Rather than a parabolic relationship between voltage and energy stored, the shift in polarisation that occurs in a ferroelectric material as voltage increases follows a W-shaped trajectory. It’s during the short period when polarisation begins to switch that researchers believe it is possible to exploit the negative capacitance as a form of voltage amplification. But the device needs to be stabilised in some way to stop it switching polarisation states completely and introducing unwanted hysteresis.

In this model, the negative capacitance partially cancels out the positive capacitance in the rest of the gate stack while it is switching on, with the payoff of a reduced sub-threshold swing. That could potentially take it below the current hard limit of 60mV/decade.

Ferroelectric memories

There is further good news. For decades, work on ferroelectric memories focused on materials such as lead zirconate titanate (PZT), which proved to be tricky to move into high-volume manufacture. Even today, ferroelectric memories are far from common, though Texas Instruments succeeded in embedding them into low-power microcontrollers. But there is another contender in the form of the same hafnium oxide now widely used as the high-k dielectric in CMOS since Intel introduced its 45nm process. GlobalFoundries, for example, has been among those working to develop embedded memory cores based on modified forms of hafnium dioxide. Though its ferrolectric properties are not as good as PZT, modified hafnium dioxide is good enough to demonstrate the transient negative-capacitance effect. But there is a catch that is probably independent of materials choices.

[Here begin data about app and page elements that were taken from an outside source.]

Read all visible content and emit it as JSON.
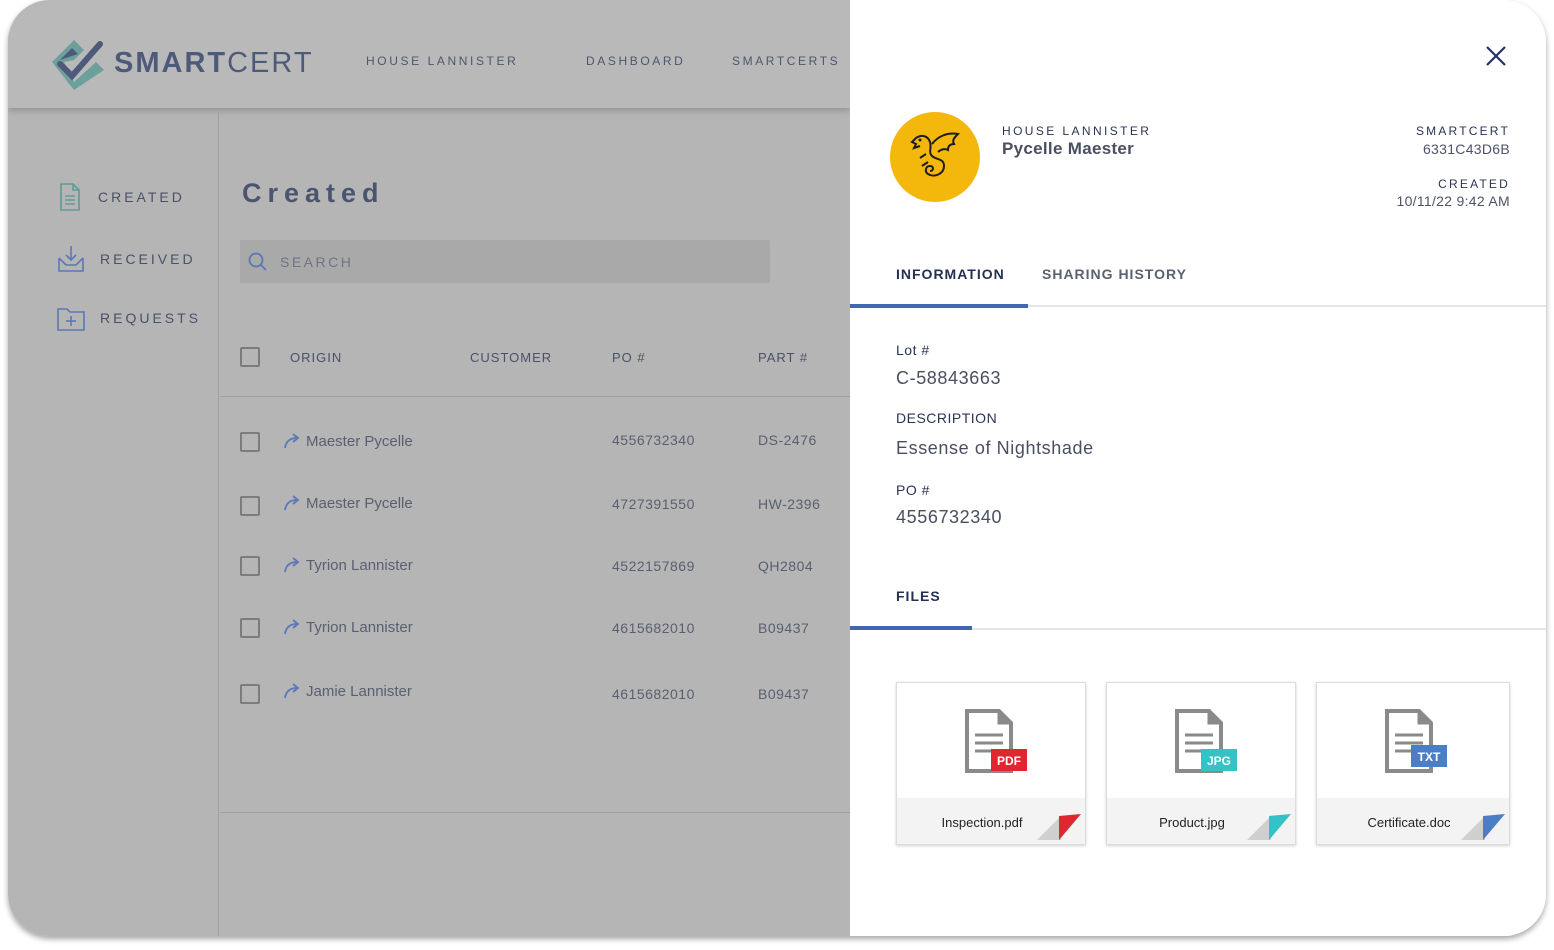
{
  "app": {
    "logo_text_bold": "SMART",
    "logo_text_light": "CERT",
    "nav": [
      "HOUSE LANNISTER",
      "DASHBOARD",
      "SMARTCERTS"
    ]
  },
  "sidebar": {
    "items": [
      {
        "label": "CREATED",
        "icon": "document-icon"
      },
      {
        "label": "RECEIVED",
        "icon": "inbox-download-icon"
      },
      {
        "label": "REQUESTS",
        "icon": "folder-plus-icon"
      }
    ]
  },
  "main": {
    "title": "Created",
    "search_placeholder": "SEARCH",
    "columns": [
      "ORIGIN",
      "CUSTOMER",
      "PO #",
      "PART #"
    ],
    "rows": [
      {
        "origin": "Maester Pycelle",
        "customer": "",
        "po": "4556732340",
        "part": "DS-2476"
      },
      {
        "origin": "Maester Pycelle",
        "customer": "",
        "po": "4727391550",
        "part": "HW-2396"
      },
      {
        "origin": "Tyrion Lannister",
        "customer": "",
        "po": "4522157869",
        "part": "QH2804"
      },
      {
        "origin": "Tyrion Lannister",
        "customer": "",
        "po": "4615682010",
        "part": "B09437"
      },
      {
        "origin": "Jamie Lannister",
        "customer": "",
        "po": "4615682010",
        "part": "B09437"
      }
    ]
  },
  "detail": {
    "org": "HOUSE LANNISTER",
    "person": "Pycelle Maester",
    "smartcert_label": "SMARTCERT",
    "smartcert_id": "6331C43D6B",
    "created_label": "CREATED",
    "created_value": "10/11/22 9:42 AM",
    "tabs": [
      "INFORMATION",
      "SHARING HISTORY"
    ],
    "active_tab": "INFORMATION",
    "fields": {
      "lot_label": "Lot #",
      "lot_value": "C-58843663",
      "desc_label": "DESCRIPTION",
      "desc_value": "Essense of Nightshade",
      "po_label": "PO #",
      "po_value": "4556732340"
    },
    "files_label": "FILES",
    "files": [
      {
        "name": "Inspection.pdf",
        "badge": "PDF",
        "color": "#e0262f"
      },
      {
        "name": "Product.jpg",
        "badge": "JPG",
        "color": "#33c2c6"
      },
      {
        "name": "Certificate.doc",
        "badge": "TXT",
        "color": "#4a7fc8"
      }
    ]
  },
  "colors": {
    "accent": "#4267b2",
    "avatar_bg": "#f4b70c",
    "overlay": "#b5b5b5"
  }
}
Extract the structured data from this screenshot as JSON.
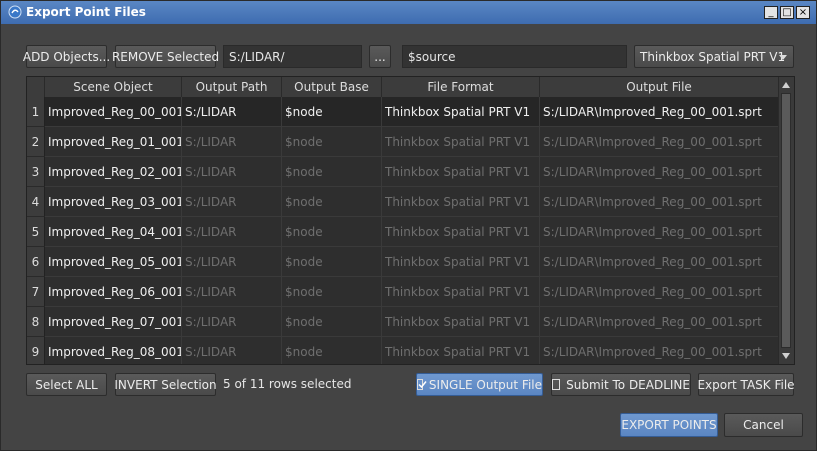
{
  "window": {
    "title": "Export Point Files"
  },
  "toolbar": {
    "add_label": "ADD Objects...",
    "remove_label": "REMOVE Selected",
    "path_value": "S:/LIDAR/",
    "browse_label": "...",
    "base_value": "$source",
    "format_selected": "Thinkbox Spatial PRT V1"
  },
  "table": {
    "columns": [
      "Scene Object",
      "Output Path",
      "Output Base",
      "File Format",
      "Output File"
    ],
    "rows": [
      {
        "num": "1",
        "object": "Improved_Reg_00_001",
        "path": "S:/LIDAR",
        "base": "$node",
        "format": "Thinkbox Spatial PRT V1",
        "file": "S:/LIDAR\\Improved_Reg_00_001.sprt"
      },
      {
        "num": "2",
        "object": "Improved_Reg_01_001",
        "path": "S:/LIDAR",
        "base": "$node",
        "format": "Thinkbox Spatial PRT V1",
        "file": "S:/LIDAR\\Improved_Reg_00_001.sprt"
      },
      {
        "num": "3",
        "object": "Improved_Reg_02_001",
        "path": "S:/LIDAR",
        "base": "$node",
        "format": "Thinkbox Spatial PRT V1",
        "file": "S:/LIDAR\\Improved_Reg_00_001.sprt"
      },
      {
        "num": "4",
        "object": "Improved_Reg_03_001",
        "path": "S:/LIDAR",
        "base": "$node",
        "format": "Thinkbox Spatial PRT V1",
        "file": "S:/LIDAR\\Improved_Reg_00_001.sprt"
      },
      {
        "num": "5",
        "object": "Improved_Reg_04_001",
        "path": "S:/LIDAR",
        "base": "$node",
        "format": "Thinkbox Spatial PRT V1",
        "file": "S:/LIDAR\\Improved_Reg_00_001.sprt"
      },
      {
        "num": "6",
        "object": "Improved_Reg_05_001",
        "path": "S:/LIDAR",
        "base": "$node",
        "format": "Thinkbox Spatial PRT V1",
        "file": "S:/LIDAR\\Improved_Reg_00_001.sprt"
      },
      {
        "num": "7",
        "object": "Improved_Reg_06_001",
        "path": "S:/LIDAR",
        "base": "$node",
        "format": "Thinkbox Spatial PRT V1",
        "file": "S:/LIDAR\\Improved_Reg_00_001.sprt"
      },
      {
        "num": "8",
        "object": "Improved_Reg_07_001",
        "path": "S:/LIDAR",
        "base": "$node",
        "format": "Thinkbox Spatial PRT V1",
        "file": "S:/LIDAR\\Improved_Reg_00_001.sprt"
      },
      {
        "num": "9",
        "object": "Improved_Reg_08_001",
        "path": "S:/LIDAR",
        "base": "$node",
        "format": "Thinkbox Spatial PRT V1",
        "file": "S:/LIDAR\\Improved_Reg_00_001.sprt"
      }
    ]
  },
  "footer": {
    "select_all_label": "Select ALL",
    "invert_label": "INVERT Selection",
    "status_text": "5 of 11 rows selected",
    "single_output_label": "SINGLE Output File",
    "single_output_checked": true,
    "deadline_label": "Submit To DEADLINE",
    "deadline_checked": false,
    "export_task_label": "Export TASK File",
    "export_points_label": "EXPORT POINTS",
    "cancel_label": "Cancel"
  },
  "colors": {
    "accent": "#5b86c2",
    "titlebar": "#3e6cb0",
    "background": "#444444"
  }
}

Simulations by Borna Obradovic and colleagues at Samsung Semiconductor indicate that the negative-capacitance occurs over too long a timescale to be responsible for the results claimed so far of reductions in sub-threshold swing. Their argument is that negative capacitance may prove to be useful in the design of a new generation of ferroelectric memories, but it may not be the circuit-design breakthrough it seems. The Samsung team saw effects taking place over the period of more than a microsecond. To be useful in an augmented CMOS transistor, the effect needs to take hold on picosecond timescales.

Obradovic said at the 2018 VLSI Technology Symposium, his team’s results point to the effect being unlikely to lead to a general-purpose negative-capacitance transistor (NCFET). But observers believe the idea is far from dead. There does seem to be an effect. It’s just not clear what is causing it.

One theory is that the negative capacitance effect appears when the ferroelectric starts to switch polarisations. Rather than taking place at once, tiny clusters of the opposite polarisation appear first and expand until they merge with their neighbours over the period of ten or more microseconds. However, some experiments have suggested that the negative capacitance takes hold faster than predicted by traditional models.

Above: Transistor cap model

There may be interactions in the interfaces between domains of different polarisation states that can deliver a usable NCFET. Work by UC Berkeley presented at VLSI Technology Symposium alongside Obradovic’s paper suggested experimental results followed a compact model closely enough for the model to be a reliable guide.

The UC Berkeley model suggests it could lead to transistors that work better at 0.5V to 0.6V than their pure-CMOS counterparts. But the physics looks likely to puzzle researchers for some time to come and it’s far from clear that the NCFET is ready to come to the rescue of low-power silicon chips. If it does work, scaling may return to supply voltage even as it comes to a halt in terms of device density.